[Stored entries]
..............................

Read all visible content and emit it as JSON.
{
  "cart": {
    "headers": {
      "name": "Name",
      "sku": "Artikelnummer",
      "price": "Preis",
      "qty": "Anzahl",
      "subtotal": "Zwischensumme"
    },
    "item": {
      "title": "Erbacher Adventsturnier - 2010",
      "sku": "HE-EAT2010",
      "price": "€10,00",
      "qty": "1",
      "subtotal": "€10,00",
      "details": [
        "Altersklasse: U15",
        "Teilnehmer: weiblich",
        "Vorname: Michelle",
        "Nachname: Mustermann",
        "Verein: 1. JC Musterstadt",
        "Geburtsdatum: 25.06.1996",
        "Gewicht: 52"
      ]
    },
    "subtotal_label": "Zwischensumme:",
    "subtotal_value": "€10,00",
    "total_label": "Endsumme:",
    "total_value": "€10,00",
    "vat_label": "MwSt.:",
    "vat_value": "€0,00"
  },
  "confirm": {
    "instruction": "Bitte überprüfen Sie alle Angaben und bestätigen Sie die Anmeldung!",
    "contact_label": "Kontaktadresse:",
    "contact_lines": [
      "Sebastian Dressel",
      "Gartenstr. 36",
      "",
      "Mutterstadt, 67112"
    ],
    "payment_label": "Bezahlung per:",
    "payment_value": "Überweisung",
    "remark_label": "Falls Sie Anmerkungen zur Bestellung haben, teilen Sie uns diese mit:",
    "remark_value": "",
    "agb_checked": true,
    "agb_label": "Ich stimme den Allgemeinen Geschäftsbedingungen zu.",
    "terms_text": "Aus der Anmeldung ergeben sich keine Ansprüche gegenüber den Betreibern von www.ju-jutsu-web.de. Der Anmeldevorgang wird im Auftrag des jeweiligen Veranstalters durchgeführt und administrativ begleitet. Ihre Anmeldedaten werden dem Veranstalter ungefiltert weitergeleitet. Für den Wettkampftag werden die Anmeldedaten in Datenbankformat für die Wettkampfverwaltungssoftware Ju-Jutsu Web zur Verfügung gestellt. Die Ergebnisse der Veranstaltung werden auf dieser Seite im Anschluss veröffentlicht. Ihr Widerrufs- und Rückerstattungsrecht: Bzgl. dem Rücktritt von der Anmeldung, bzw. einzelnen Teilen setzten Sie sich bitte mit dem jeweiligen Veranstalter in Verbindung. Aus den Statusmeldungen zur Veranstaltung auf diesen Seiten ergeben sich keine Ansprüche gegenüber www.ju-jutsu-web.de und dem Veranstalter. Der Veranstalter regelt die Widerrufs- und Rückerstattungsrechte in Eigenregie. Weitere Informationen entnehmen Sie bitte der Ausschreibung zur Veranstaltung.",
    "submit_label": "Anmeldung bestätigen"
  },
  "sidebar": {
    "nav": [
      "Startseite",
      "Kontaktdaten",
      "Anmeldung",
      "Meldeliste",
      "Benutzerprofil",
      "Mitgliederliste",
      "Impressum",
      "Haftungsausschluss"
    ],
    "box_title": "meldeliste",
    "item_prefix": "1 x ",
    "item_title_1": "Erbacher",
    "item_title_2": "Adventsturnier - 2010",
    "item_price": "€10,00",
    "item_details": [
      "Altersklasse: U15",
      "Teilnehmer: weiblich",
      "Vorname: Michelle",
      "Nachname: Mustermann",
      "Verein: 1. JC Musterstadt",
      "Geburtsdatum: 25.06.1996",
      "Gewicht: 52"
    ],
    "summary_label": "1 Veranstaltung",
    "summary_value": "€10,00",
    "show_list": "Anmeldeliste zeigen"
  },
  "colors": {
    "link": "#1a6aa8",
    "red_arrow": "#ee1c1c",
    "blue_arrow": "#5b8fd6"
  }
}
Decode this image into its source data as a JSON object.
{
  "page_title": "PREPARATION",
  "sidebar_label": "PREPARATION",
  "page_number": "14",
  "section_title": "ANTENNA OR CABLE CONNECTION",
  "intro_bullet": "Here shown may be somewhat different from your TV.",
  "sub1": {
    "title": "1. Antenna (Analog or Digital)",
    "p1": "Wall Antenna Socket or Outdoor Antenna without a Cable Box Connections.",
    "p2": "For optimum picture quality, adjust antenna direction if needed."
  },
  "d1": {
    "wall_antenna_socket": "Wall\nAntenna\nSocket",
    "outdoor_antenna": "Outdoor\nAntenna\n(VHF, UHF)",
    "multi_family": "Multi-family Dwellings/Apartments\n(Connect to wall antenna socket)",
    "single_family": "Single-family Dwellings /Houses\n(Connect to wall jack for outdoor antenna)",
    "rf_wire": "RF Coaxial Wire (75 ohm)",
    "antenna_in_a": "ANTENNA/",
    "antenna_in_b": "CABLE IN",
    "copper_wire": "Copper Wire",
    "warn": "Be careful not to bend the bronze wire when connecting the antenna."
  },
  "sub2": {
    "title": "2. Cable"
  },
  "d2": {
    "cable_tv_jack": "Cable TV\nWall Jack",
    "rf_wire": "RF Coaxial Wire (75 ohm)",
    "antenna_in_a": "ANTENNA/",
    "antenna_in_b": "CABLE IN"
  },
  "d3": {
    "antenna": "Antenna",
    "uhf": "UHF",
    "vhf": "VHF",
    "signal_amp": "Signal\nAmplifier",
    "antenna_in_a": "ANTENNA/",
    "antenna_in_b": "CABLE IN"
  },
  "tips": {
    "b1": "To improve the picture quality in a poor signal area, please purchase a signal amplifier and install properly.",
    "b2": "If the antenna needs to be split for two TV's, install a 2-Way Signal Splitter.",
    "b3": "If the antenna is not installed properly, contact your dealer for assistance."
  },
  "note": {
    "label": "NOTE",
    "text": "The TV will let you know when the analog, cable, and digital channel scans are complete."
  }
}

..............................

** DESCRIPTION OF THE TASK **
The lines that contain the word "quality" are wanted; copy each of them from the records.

** WRITTEN SOLUTION **
    "p2": "For optimum picture quality, adjust antenna direction if needed."
    "b1": "To improve the picture quality in a poor signal area, please purchase a signal amplifier and install properly.",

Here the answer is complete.